[AIM OF THE EXERCISE] Copy out each line of the data holding "Жаргалант".

[INPUT RECORDS]
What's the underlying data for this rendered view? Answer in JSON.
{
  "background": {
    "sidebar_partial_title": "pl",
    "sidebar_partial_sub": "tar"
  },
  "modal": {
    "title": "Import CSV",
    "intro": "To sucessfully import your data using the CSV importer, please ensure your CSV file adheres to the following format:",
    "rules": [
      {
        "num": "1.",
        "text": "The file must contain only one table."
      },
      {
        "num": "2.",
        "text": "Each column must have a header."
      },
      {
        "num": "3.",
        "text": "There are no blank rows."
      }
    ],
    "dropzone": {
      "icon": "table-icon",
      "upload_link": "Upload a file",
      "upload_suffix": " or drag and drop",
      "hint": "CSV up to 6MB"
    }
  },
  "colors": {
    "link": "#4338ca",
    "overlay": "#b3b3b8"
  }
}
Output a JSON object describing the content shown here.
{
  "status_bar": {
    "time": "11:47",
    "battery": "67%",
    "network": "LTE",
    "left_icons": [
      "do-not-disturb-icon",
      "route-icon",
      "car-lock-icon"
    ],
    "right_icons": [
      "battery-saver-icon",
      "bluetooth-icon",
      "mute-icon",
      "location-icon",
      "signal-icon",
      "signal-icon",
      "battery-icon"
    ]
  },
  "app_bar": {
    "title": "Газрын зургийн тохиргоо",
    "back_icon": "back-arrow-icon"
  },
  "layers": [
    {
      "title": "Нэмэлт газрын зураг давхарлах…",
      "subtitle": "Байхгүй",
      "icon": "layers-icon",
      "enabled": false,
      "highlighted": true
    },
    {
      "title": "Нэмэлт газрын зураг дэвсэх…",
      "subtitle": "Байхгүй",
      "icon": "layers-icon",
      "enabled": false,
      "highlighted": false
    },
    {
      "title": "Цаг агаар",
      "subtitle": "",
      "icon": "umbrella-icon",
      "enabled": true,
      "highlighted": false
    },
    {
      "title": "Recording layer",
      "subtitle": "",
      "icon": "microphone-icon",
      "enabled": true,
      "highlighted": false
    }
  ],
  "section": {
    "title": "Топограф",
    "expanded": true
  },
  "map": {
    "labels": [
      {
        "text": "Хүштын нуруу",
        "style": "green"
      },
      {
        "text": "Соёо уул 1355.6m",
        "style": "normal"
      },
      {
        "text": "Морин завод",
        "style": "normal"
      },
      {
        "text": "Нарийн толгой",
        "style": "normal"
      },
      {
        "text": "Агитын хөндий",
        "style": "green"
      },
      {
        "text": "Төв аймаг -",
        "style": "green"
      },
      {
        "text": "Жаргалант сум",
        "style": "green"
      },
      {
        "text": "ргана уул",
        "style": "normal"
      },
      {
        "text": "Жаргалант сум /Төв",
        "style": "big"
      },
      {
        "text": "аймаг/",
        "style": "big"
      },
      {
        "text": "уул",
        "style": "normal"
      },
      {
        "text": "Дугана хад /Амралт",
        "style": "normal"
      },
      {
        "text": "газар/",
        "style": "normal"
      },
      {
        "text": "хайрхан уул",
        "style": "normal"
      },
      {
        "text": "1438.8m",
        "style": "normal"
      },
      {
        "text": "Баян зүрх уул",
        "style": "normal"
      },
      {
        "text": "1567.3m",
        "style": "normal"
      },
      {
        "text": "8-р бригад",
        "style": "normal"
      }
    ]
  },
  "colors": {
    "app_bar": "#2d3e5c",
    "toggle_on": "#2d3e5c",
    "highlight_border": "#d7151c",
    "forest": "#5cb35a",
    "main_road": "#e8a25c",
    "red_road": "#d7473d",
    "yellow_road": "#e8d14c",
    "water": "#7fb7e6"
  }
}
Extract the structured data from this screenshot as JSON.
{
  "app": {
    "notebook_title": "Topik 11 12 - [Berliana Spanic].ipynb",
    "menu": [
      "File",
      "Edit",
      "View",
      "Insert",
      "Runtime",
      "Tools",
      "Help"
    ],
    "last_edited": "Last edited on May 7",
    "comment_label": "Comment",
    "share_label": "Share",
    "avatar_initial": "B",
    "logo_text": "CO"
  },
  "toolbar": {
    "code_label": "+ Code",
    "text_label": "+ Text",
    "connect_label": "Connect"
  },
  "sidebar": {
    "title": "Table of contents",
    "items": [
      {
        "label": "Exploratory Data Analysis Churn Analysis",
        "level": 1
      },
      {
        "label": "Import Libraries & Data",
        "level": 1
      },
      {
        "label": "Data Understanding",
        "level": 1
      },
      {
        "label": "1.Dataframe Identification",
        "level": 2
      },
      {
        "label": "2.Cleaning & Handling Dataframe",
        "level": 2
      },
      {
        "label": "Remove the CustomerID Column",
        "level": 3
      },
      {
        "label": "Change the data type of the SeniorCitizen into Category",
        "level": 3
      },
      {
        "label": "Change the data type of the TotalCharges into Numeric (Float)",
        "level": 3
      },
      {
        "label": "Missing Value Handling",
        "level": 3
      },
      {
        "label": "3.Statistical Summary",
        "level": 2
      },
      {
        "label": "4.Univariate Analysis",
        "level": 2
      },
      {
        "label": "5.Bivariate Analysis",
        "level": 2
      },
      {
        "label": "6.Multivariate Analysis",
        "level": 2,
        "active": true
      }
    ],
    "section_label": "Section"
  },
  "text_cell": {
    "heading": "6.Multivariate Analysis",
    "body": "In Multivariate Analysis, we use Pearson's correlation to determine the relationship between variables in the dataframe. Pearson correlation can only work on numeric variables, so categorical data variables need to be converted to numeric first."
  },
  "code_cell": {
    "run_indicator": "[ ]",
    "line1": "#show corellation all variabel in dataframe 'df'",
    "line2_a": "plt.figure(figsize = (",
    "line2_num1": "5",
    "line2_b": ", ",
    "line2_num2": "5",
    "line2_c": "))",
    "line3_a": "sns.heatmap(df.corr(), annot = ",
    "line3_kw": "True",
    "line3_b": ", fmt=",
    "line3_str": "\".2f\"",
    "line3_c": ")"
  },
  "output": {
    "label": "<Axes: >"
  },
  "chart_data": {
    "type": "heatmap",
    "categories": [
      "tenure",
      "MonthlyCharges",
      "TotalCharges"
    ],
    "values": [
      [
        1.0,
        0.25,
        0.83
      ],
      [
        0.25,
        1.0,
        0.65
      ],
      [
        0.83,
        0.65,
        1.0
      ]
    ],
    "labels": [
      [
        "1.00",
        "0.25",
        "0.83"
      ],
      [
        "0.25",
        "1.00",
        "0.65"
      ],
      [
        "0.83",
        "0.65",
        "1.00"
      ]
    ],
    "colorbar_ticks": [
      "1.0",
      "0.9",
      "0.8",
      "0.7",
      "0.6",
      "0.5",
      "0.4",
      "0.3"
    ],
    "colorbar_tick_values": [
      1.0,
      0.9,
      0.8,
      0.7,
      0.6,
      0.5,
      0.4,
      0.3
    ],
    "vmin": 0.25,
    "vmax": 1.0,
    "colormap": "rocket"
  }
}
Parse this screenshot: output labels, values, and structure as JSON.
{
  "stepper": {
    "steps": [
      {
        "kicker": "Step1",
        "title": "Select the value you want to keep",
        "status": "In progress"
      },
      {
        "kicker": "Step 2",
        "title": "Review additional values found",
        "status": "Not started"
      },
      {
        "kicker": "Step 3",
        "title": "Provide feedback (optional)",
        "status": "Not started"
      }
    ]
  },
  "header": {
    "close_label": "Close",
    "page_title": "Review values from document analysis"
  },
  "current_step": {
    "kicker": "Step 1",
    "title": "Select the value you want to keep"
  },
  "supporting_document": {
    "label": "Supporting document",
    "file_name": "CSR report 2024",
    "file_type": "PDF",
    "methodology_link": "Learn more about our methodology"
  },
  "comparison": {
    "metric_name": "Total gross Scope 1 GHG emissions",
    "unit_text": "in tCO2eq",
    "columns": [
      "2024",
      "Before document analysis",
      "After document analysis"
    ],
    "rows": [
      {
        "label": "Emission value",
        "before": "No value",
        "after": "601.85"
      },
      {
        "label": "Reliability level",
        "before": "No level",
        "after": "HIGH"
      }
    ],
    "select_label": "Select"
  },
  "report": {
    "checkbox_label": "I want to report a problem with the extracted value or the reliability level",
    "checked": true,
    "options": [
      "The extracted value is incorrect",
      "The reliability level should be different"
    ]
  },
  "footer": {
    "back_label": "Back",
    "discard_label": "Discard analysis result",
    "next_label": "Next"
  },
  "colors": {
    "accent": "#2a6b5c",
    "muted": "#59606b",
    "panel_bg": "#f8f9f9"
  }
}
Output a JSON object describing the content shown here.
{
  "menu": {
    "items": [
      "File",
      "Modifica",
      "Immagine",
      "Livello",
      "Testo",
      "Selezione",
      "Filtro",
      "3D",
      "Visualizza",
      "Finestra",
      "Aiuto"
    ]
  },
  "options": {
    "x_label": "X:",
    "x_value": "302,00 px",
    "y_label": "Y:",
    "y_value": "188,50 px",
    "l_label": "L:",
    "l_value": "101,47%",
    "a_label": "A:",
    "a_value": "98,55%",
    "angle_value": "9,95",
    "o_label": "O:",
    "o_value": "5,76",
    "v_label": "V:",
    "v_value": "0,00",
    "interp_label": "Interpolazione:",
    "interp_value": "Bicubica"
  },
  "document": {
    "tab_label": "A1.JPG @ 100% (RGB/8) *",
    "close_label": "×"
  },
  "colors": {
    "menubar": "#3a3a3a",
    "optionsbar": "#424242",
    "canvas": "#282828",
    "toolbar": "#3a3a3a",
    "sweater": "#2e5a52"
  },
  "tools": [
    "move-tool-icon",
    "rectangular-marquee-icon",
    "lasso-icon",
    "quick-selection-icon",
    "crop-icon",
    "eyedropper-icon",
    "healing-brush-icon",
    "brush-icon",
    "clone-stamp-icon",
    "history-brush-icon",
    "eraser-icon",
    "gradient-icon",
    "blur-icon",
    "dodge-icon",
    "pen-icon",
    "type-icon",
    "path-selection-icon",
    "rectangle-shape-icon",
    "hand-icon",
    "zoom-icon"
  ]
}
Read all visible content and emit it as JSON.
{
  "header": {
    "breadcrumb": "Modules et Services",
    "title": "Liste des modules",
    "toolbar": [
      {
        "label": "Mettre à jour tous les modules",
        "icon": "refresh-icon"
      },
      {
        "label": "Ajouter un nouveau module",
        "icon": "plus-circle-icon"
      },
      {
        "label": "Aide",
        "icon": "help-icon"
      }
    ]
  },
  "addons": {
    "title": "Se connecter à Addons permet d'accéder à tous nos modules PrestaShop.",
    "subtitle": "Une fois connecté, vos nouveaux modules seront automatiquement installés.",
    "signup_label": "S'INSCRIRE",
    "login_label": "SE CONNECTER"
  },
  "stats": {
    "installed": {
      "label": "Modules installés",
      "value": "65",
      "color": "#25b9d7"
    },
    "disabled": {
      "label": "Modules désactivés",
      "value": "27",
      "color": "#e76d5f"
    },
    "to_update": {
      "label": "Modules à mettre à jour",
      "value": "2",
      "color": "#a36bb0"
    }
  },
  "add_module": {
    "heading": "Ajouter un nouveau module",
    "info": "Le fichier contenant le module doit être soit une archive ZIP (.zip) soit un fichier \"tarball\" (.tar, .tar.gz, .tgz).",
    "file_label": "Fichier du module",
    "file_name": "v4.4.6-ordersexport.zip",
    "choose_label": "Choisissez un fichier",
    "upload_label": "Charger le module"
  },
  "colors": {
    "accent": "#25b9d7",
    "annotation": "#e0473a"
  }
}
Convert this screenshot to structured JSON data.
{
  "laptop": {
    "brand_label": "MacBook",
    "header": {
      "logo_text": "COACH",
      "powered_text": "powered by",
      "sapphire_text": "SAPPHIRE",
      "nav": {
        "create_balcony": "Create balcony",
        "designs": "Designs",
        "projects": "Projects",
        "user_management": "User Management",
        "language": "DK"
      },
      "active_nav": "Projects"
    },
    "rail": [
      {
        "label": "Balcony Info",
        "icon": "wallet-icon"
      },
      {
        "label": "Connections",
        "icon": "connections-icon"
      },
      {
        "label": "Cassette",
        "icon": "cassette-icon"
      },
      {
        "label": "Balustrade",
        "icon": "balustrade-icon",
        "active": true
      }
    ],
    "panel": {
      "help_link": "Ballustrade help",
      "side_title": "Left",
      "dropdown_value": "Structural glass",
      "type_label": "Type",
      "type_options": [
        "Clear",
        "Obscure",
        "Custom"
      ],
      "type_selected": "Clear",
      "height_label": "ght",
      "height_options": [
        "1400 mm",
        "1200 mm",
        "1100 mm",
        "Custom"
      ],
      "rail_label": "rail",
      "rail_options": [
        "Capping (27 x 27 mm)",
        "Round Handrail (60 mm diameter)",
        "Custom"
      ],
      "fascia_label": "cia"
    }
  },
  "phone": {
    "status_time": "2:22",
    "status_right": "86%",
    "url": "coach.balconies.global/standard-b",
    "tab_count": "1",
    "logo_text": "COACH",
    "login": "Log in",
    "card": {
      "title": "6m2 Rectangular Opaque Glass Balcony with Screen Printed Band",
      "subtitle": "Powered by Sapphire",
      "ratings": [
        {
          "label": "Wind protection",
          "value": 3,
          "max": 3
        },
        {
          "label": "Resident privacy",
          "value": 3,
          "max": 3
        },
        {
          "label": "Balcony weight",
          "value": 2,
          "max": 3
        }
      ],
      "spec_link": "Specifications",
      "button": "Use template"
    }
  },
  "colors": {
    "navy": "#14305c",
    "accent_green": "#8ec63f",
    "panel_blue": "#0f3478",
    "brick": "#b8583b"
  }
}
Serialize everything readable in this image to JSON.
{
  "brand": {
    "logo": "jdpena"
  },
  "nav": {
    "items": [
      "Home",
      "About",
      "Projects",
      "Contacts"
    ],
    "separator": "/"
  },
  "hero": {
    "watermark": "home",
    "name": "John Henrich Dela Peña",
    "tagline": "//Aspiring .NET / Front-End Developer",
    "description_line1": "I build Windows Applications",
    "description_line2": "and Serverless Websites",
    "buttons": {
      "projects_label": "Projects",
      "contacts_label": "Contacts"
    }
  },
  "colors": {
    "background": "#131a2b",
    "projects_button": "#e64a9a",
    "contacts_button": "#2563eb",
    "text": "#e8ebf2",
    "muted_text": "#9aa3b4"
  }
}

[SOLVED PROBLEM]
        "text": "Жаргалант сум",
        "text": "Жаргалант сум /Төв",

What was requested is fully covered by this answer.